:: Work order ::
The lines to find are those in the entries that hold the word "label"; copy every one of them.
■ ■ ■ ■ ■ ■ ■
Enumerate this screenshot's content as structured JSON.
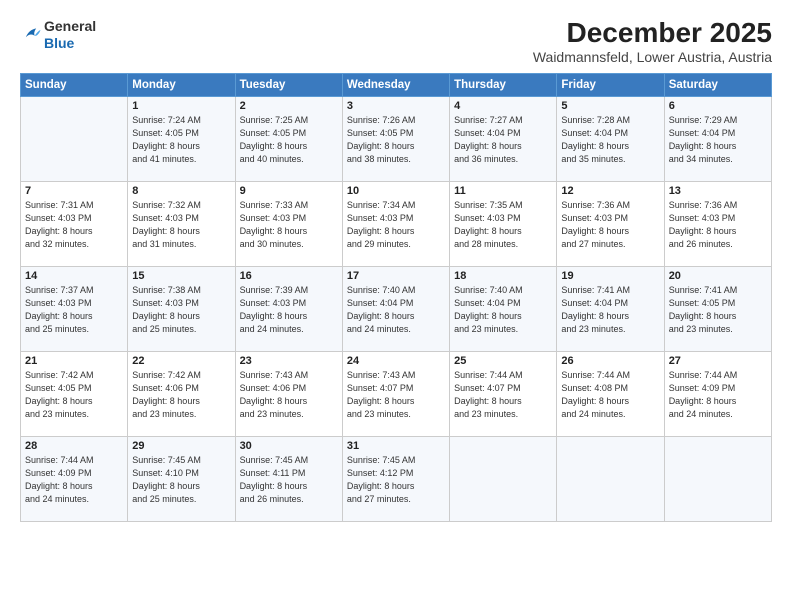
{
  "logo": {
    "general": "General",
    "blue": "Blue"
  },
  "header": {
    "month": "December 2025",
    "location": "Waidmannsfeld, Lower Austria, Austria"
  },
  "columns": [
    "Sunday",
    "Monday",
    "Tuesday",
    "Wednesday",
    "Thursday",
    "Friday",
    "Saturday"
  ],
  "weeks": [
    [
      {
        "day": "",
        "info": ""
      },
      {
        "day": "1",
        "info": "Sunrise: 7:24 AM\nSunset: 4:05 PM\nDaylight: 8 hours\nand 41 minutes."
      },
      {
        "day": "2",
        "info": "Sunrise: 7:25 AM\nSunset: 4:05 PM\nDaylight: 8 hours\nand 40 minutes."
      },
      {
        "day": "3",
        "info": "Sunrise: 7:26 AM\nSunset: 4:05 PM\nDaylight: 8 hours\nand 38 minutes."
      },
      {
        "day": "4",
        "info": "Sunrise: 7:27 AM\nSunset: 4:04 PM\nDaylight: 8 hours\nand 36 minutes."
      },
      {
        "day": "5",
        "info": "Sunrise: 7:28 AM\nSunset: 4:04 PM\nDaylight: 8 hours\nand 35 minutes."
      },
      {
        "day": "6",
        "info": "Sunrise: 7:29 AM\nSunset: 4:04 PM\nDaylight: 8 hours\nand 34 minutes."
      }
    ],
    [
      {
        "day": "7",
        "info": "Sunrise: 7:31 AM\nSunset: 4:03 PM\nDaylight: 8 hours\nand 32 minutes."
      },
      {
        "day": "8",
        "info": "Sunrise: 7:32 AM\nSunset: 4:03 PM\nDaylight: 8 hours\nand 31 minutes."
      },
      {
        "day": "9",
        "info": "Sunrise: 7:33 AM\nSunset: 4:03 PM\nDaylight: 8 hours\nand 30 minutes."
      },
      {
        "day": "10",
        "info": "Sunrise: 7:34 AM\nSunset: 4:03 PM\nDaylight: 8 hours\nand 29 minutes."
      },
      {
        "day": "11",
        "info": "Sunrise: 7:35 AM\nSunset: 4:03 PM\nDaylight: 8 hours\nand 28 minutes."
      },
      {
        "day": "12",
        "info": "Sunrise: 7:36 AM\nSunset: 4:03 PM\nDaylight: 8 hours\nand 27 minutes."
      },
      {
        "day": "13",
        "info": "Sunrise: 7:36 AM\nSunset: 4:03 PM\nDaylight: 8 hours\nand 26 minutes."
      }
    ],
    [
      {
        "day": "14",
        "info": "Sunrise: 7:37 AM\nSunset: 4:03 PM\nDaylight: 8 hours\nand 25 minutes."
      },
      {
        "day": "15",
        "info": "Sunrise: 7:38 AM\nSunset: 4:03 PM\nDaylight: 8 hours\nand 25 minutes."
      },
      {
        "day": "16",
        "info": "Sunrise: 7:39 AM\nSunset: 4:03 PM\nDaylight: 8 hours\nand 24 minutes."
      },
      {
        "day": "17",
        "info": "Sunrise: 7:40 AM\nSunset: 4:04 PM\nDaylight: 8 hours\nand 24 minutes."
      },
      {
        "day": "18",
        "info": "Sunrise: 7:40 AM\nSunset: 4:04 PM\nDaylight: 8 hours\nand 23 minutes."
      },
      {
        "day": "19",
        "info": "Sunrise: 7:41 AM\nSunset: 4:04 PM\nDaylight: 8 hours\nand 23 minutes."
      },
      {
        "day": "20",
        "info": "Sunrise: 7:41 AM\nSunset: 4:05 PM\nDaylight: 8 hours\nand 23 minutes."
      }
    ],
    [
      {
        "day": "21",
        "info": "Sunrise: 7:42 AM\nSunset: 4:05 PM\nDaylight: 8 hours\nand 23 minutes."
      },
      {
        "day": "22",
        "info": "Sunrise: 7:42 AM\nSunset: 4:06 PM\nDaylight: 8 hours\nand 23 minutes."
      },
      {
        "day": "23",
        "info": "Sunrise: 7:43 AM\nSunset: 4:06 PM\nDaylight: 8 hours\nand 23 minutes."
      },
      {
        "day": "24",
        "info": "Sunrise: 7:43 AM\nSunset: 4:07 PM\nDaylight: 8 hours\nand 23 minutes."
      },
      {
        "day": "25",
        "info": "Sunrise: 7:44 AM\nSunset: 4:07 PM\nDaylight: 8 hours\nand 23 minutes."
      },
      {
        "day": "26",
        "info": "Sunrise: 7:44 AM\nSunset: 4:08 PM\nDaylight: 8 hours\nand 24 minutes."
      },
      {
        "day": "27",
        "info": "Sunrise: 7:44 AM\nSunset: 4:09 PM\nDaylight: 8 hours\nand 24 minutes."
      }
    ],
    [
      {
        "day": "28",
        "info": "Sunrise: 7:44 AM\nSunset: 4:09 PM\nDaylight: 8 hours\nand 24 minutes."
      },
      {
        "day": "29",
        "info": "Sunrise: 7:45 AM\nSunset: 4:10 PM\nDaylight: 8 hours\nand 25 minutes."
      },
      {
        "day": "30",
        "info": "Sunrise: 7:45 AM\nSunset: 4:11 PM\nDaylight: 8 hours\nand 26 minutes."
      },
      {
        "day": "31",
        "info": "Sunrise: 7:45 AM\nSunset: 4:12 PM\nDaylight: 8 hours\nand 27 minutes."
      },
      {
        "day": "",
        "info": ""
      },
      {
        "day": "",
        "info": ""
      },
      {
        "day": "",
        "info": ""
      }
    ]
  ]
}
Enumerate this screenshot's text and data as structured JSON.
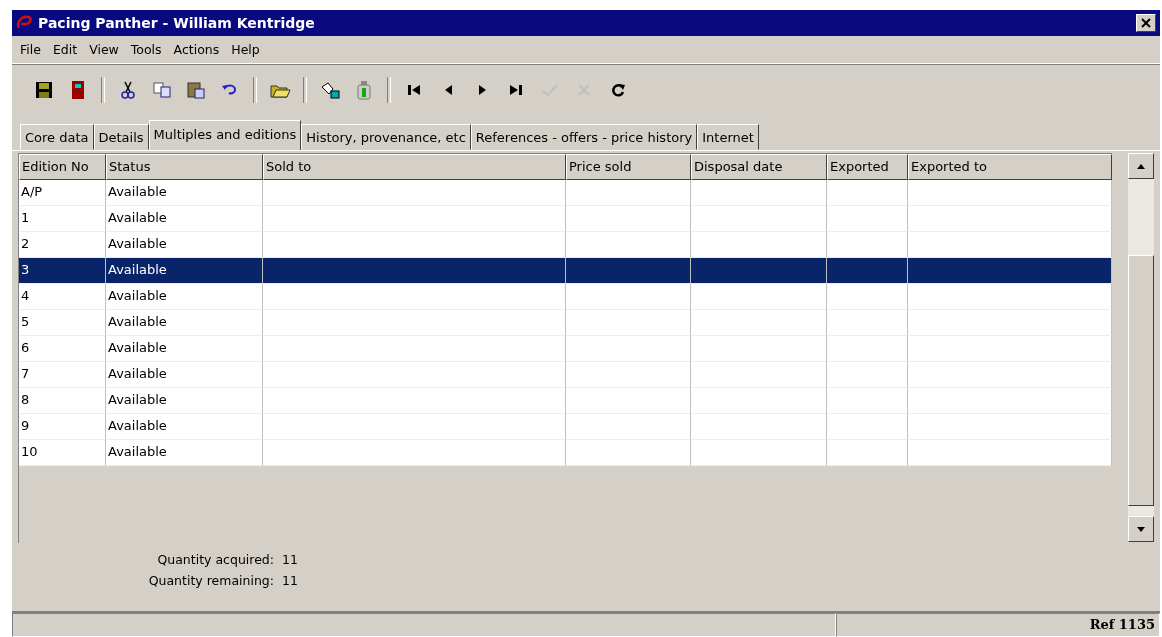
{
  "window": {
    "title": "Pacing Panther - William Kentridge"
  },
  "menu": [
    "File",
    "Edit",
    "View",
    "Tools",
    "Actions",
    "Help"
  ],
  "toolbar": [
    {
      "kind": "save",
      "disabled": false
    },
    {
      "kind": "exit",
      "disabled": false
    },
    {
      "kind": "sep"
    },
    {
      "kind": "cut",
      "disabled": false
    },
    {
      "kind": "copy",
      "disabled": false
    },
    {
      "kind": "paste",
      "disabled": false
    },
    {
      "kind": "undo",
      "disabled": false
    },
    {
      "kind": "sep"
    },
    {
      "kind": "open",
      "disabled": false
    },
    {
      "kind": "sep"
    },
    {
      "kind": "find",
      "disabled": false
    },
    {
      "kind": "bottle",
      "disabled": false
    },
    {
      "kind": "sep"
    },
    {
      "kind": "first",
      "disabled": false
    },
    {
      "kind": "prev",
      "disabled": false
    },
    {
      "kind": "next",
      "disabled": false
    },
    {
      "kind": "last",
      "disabled": false
    },
    {
      "kind": "confirm",
      "disabled": true
    },
    {
      "kind": "cancel",
      "disabled": true
    },
    {
      "kind": "refresh",
      "disabled": false
    }
  ],
  "tabs": [
    {
      "label": "Core data",
      "selected": false
    },
    {
      "label": "Details",
      "selected": false
    },
    {
      "label": "Multiples and editions",
      "selected": true
    },
    {
      "label": "History, provenance, etc",
      "selected": false
    },
    {
      "label": "References - offers - price history",
      "selected": false
    },
    {
      "label": "Internet",
      "selected": false
    }
  ],
  "table": {
    "columns": [
      "Edition No",
      "Status",
      "Sold to",
      "Price sold",
      "Disposal date",
      "Exported",
      "Exported to"
    ],
    "rows": [
      {
        "edition": "A/P",
        "status": "Available",
        "selected": false
      },
      {
        "edition": "1",
        "status": "Available",
        "selected": false
      },
      {
        "edition": "2",
        "status": "Available",
        "selected": false
      },
      {
        "edition": "3",
        "status": "Available",
        "selected": true
      },
      {
        "edition": "4",
        "status": "Available",
        "selected": false
      },
      {
        "edition": "5",
        "status": "Available",
        "selected": false
      },
      {
        "edition": "6",
        "status": "Available",
        "selected": false
      },
      {
        "edition": "7",
        "status": "Available",
        "selected": false
      },
      {
        "edition": "8",
        "status": "Available",
        "selected": false
      },
      {
        "edition": "9",
        "status": "Available",
        "selected": false
      },
      {
        "edition": "10",
        "status": "Available",
        "selected": false
      }
    ]
  },
  "quantities": [
    {
      "label": "Quantity acquired:",
      "value": "11"
    },
    {
      "label": "Quantity remaining:",
      "value": "11"
    }
  ],
  "status_bar": {
    "ref": "Ref 1135"
  }
}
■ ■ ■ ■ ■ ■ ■
:: Completed exercise ::
      "label": "Core data",
      "label": "Details",
      "label": "Multiples and editions",
      "label": "History, provenance, etc",
      "label": "References - offers - price history",
      "label": "Internet",
      "label": "Quantity acquired:",
      "label": "Quantity remaining:",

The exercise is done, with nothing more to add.